wages and working conditions in paid employment
The abrupt creation of a new category of workers based on social need, rather than market forces, dramatized an important question: why do we often see a disjuncture between the social value of work and its private, pecuniary reward?
The limits of markets also help explain why we expect workers who provide care services.
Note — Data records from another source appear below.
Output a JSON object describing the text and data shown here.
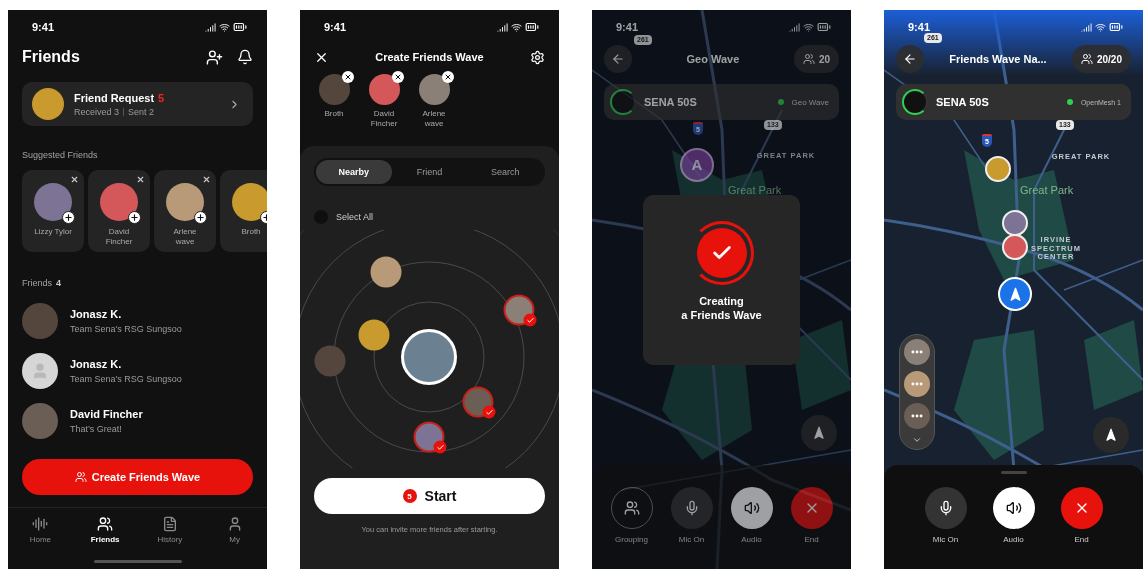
{
  "friends_screen": {
    "status_time": "9:41",
    "title": "Friends",
    "friend_request": {
      "title": "Friend Request",
      "count": "5",
      "received": "Received 3",
      "sent": "Sent 2"
    },
    "suggested_heading": "Suggested Friends",
    "suggested": [
      {
        "name": "Lizzy Tylor"
      },
      {
        "name": "David Fincher"
      },
      {
        "name": "Arlene wave"
      },
      {
        "name": "Broth"
      }
    ],
    "friends_heading": "Friends",
    "friends_count": "4",
    "friends": [
      {
        "name": "Jonasz K.",
        "status": "Team Sena's RSG Sungsoo",
        "kind": "photo"
      },
      {
        "name": "Jonasz K.",
        "status": "Team Sena's RSG Sungsoo",
        "kind": "placeholder"
      },
      {
        "name": "David Fincher",
        "status": "That’s Great!",
        "kind": "photo"
      }
    ],
    "create_button": "Create Friends Wave",
    "nav": [
      {
        "label": "Home",
        "selected": false
      },
      {
        "label": "Friends",
        "selected": true
      },
      {
        "label": "History",
        "selected": false
      },
      {
        "label": "My",
        "selected": false
      }
    ]
  },
  "create_wave_screen": {
    "status_time": "9:41",
    "title": "Create Friends Wave",
    "selected_friends": [
      {
        "name": "Broth"
      },
      {
        "name": "David Fincher"
      },
      {
        "name": "Arlene wave"
      }
    ],
    "tabs": [
      {
        "label": "Nearby",
        "selected": true
      },
      {
        "label": "Friend",
        "selected": false
      },
      {
        "label": "Search",
        "selected": false
      }
    ],
    "select_all": {
      "label": "Select All",
      "checked": false
    },
    "nearby": [
      {
        "checked": false
      },
      {
        "checked": false
      },
      {
        "checked": false
      },
      {
        "checked": true
      },
      {
        "checked": true
      },
      {
        "checked": true
      }
    ],
    "start_button": {
      "count": "5",
      "label": "Start"
    },
    "hint": "You can invite more friends after starting."
  },
  "geo_wave_screen": {
    "status_time": "9:41",
    "title": "Geo Wave",
    "member_count": "20",
    "device": {
      "name": "SENA 50S",
      "mode": "Geo Wave"
    },
    "map_labels": [
      {
        "text": "261",
        "kind": "shield"
      },
      {
        "text": "5",
        "kind": "interstate"
      },
      {
        "text": "133",
        "kind": "shield"
      },
      {
        "text": "GREAT PARK",
        "kind": "area"
      },
      {
        "text": "Great Park",
        "kind": "park"
      },
      {
        "text": "A",
        "kind": "marker"
      }
    ],
    "dialog": "Creating\na Friends Wave",
    "controls": [
      {
        "kind": "grouping",
        "label": "Grouping"
      },
      {
        "kind": "mic",
        "label": "Mic On"
      },
      {
        "kind": "audio",
        "label": "Audio"
      },
      {
        "kind": "end",
        "label": "End"
      }
    ]
  },
  "map_screen": {
    "status_time": "9:41",
    "title": "Friends Wave Na...",
    "member_count": "20/20",
    "device": {
      "name": "SENA 50S",
      "mode": "OpenMesh 1"
    },
    "map_labels": [
      {
        "text": "261",
        "kind": "shield"
      },
      {
        "text": "5",
        "kind": "interstate"
      },
      {
        "text": "133",
        "kind": "shield"
      },
      {
        "text": "GREAT PARK",
        "kind": "area"
      },
      {
        "text": "Great Park",
        "kind": "park"
      },
      {
        "text": "IRVINE SPECTRUM CENTER",
        "kind": "area"
      }
    ],
    "controls": [
      {
        "kind": "mic",
        "label": "Mic On"
      },
      {
        "kind": "audio",
        "label": "Audio"
      },
      {
        "kind": "end",
        "label": "End"
      }
    ]
  }
}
This expectation, generally though not always fulfilled, makes it difficult for care workers to threaten to withdraw their services; it lowers their bargaining power.
Whatever you think about Andy Yang, you gotta love his slogan: Make America Think Again, acronymized as MATH. Yang has helped publicize the concept of a universal basic income, or UBI, and that concept itself is encouraging America to think harder about social policy.
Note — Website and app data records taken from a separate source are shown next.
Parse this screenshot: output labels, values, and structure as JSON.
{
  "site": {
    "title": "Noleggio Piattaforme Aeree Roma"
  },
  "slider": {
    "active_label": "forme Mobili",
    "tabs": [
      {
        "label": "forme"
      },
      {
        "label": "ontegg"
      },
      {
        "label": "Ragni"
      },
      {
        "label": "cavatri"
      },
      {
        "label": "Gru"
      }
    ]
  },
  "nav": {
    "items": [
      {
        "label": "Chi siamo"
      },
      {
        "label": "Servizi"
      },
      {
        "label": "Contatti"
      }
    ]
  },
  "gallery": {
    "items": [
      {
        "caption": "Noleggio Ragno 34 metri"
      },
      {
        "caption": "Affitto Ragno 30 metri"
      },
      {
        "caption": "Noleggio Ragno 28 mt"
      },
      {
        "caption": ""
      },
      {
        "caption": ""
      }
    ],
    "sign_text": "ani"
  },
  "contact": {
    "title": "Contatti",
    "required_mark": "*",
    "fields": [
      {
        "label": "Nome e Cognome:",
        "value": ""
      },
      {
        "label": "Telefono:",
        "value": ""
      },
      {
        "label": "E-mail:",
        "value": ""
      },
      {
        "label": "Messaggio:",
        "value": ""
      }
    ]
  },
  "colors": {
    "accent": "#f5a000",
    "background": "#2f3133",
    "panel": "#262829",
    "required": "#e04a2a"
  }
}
I invoke a billionaire investor to call your attention to a particularly important divergence between value and price–the low wages of care.
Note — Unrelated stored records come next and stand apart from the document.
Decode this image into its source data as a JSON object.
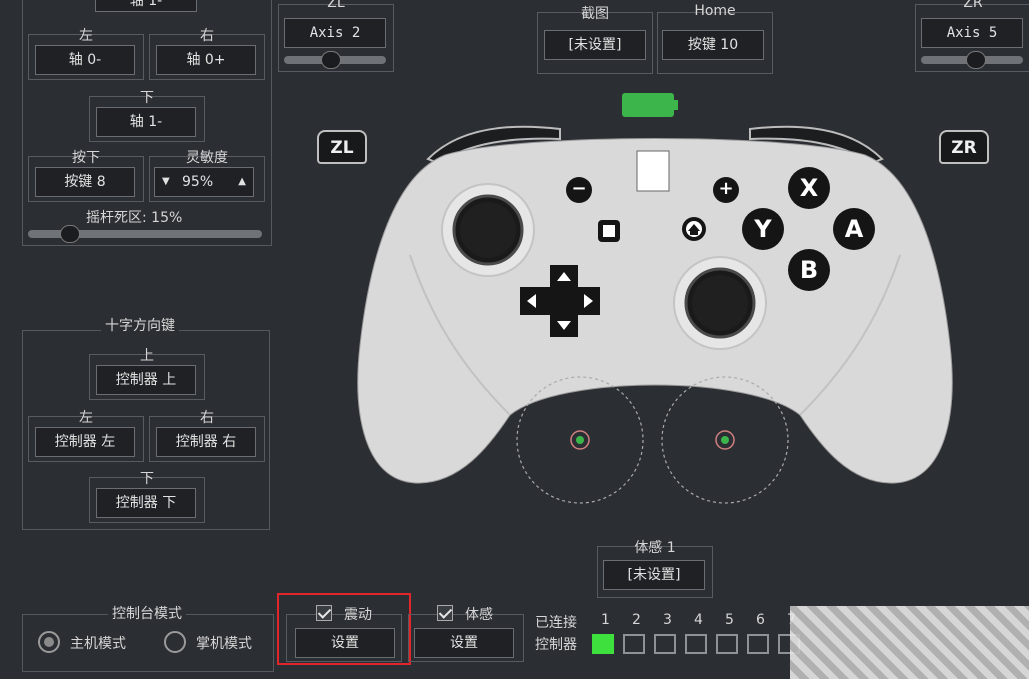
{
  "left_stick": {
    "top_value": "轴 1-",
    "left_label": "左",
    "left_value": "轴 0-",
    "right_label": "右",
    "right_value": "轴 0+",
    "down_label": "下",
    "down_value": "轴 1-",
    "press_label": "按下",
    "press_value": "按键 8",
    "sensitivity_label": "灵敏度",
    "sensitivity_value": "95%",
    "deadzone_label": "摇杆死区: 15%",
    "deadzone_fraction": 0.15
  },
  "zl": {
    "label": "ZL",
    "value": "Axis 2",
    "slider_fraction": 0.45
  },
  "zr": {
    "label": "ZR",
    "value": "Axis 5",
    "slider_fraction": 0.55
  },
  "capture": {
    "label": "截图",
    "value": "[未设置]"
  },
  "home": {
    "label": "Home",
    "value": "按键 10"
  },
  "dpad": {
    "title": "十字方向键",
    "up_label": "上",
    "up_value": "控制器 上",
    "left_label": "左",
    "left_value": "控制器 左",
    "right_label": "右",
    "right_value": "控制器 右",
    "down_label": "下",
    "down_value": "控制器 下"
  },
  "controller": {
    "zl_badge": "ZL",
    "zr_badge": "ZR",
    "minus": "−",
    "plus": "+",
    "btn_x": "X",
    "btn_y": "Y",
    "btn_a": "A",
    "btn_b": "B",
    "battery_color": "#3cb64a"
  },
  "motion1": {
    "label": "体感 1",
    "value": "[未设置]"
  },
  "console_mode": {
    "title": "控制台模式",
    "host_label": "主机模式",
    "handheld_label": "掌机模式",
    "selected": "host"
  },
  "vibration": {
    "label": "震动",
    "checked": true,
    "button": "设置"
  },
  "motion": {
    "label": "体感",
    "checked": true,
    "button": "设置"
  },
  "connection": {
    "connected_label": "已连接",
    "controller_label": "控制器",
    "numbers": [
      "1",
      "2",
      "3",
      "4",
      "5",
      "6",
      "7"
    ],
    "active_index": 0,
    "active_color": "#3ee03e"
  },
  "highlight_color": "#e0262a"
}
The opening question of a conference titled “After the Care Crisis” at the University of Pennsylvania on November 15 and 16 2018, was “What would an equitable relationship among care workers, employers, and society look like?” unique in bringing scholars and activists together.
The World Development Report 2019 purports to explore the changing nature of work in the global economy.
Guy Standing’s arguments for a universal basic income (UBI) as a way of protecting The Precariat
On wages, working conditions and future shortages in paid care employment.
home care workers joined the national Fight for $15 about a year ago, forming a political coalition with other low-wage workers.
The British newspaper famous for its courageous investigative journalism on many different fronts wins my prize for the best reporting of the year on paid care work.
All the child care workers in the U.S. combined earn less than the top 25 hedge fund managers and traders. Wow. Even a jaded old care-work researcher like me finds this pretty startling.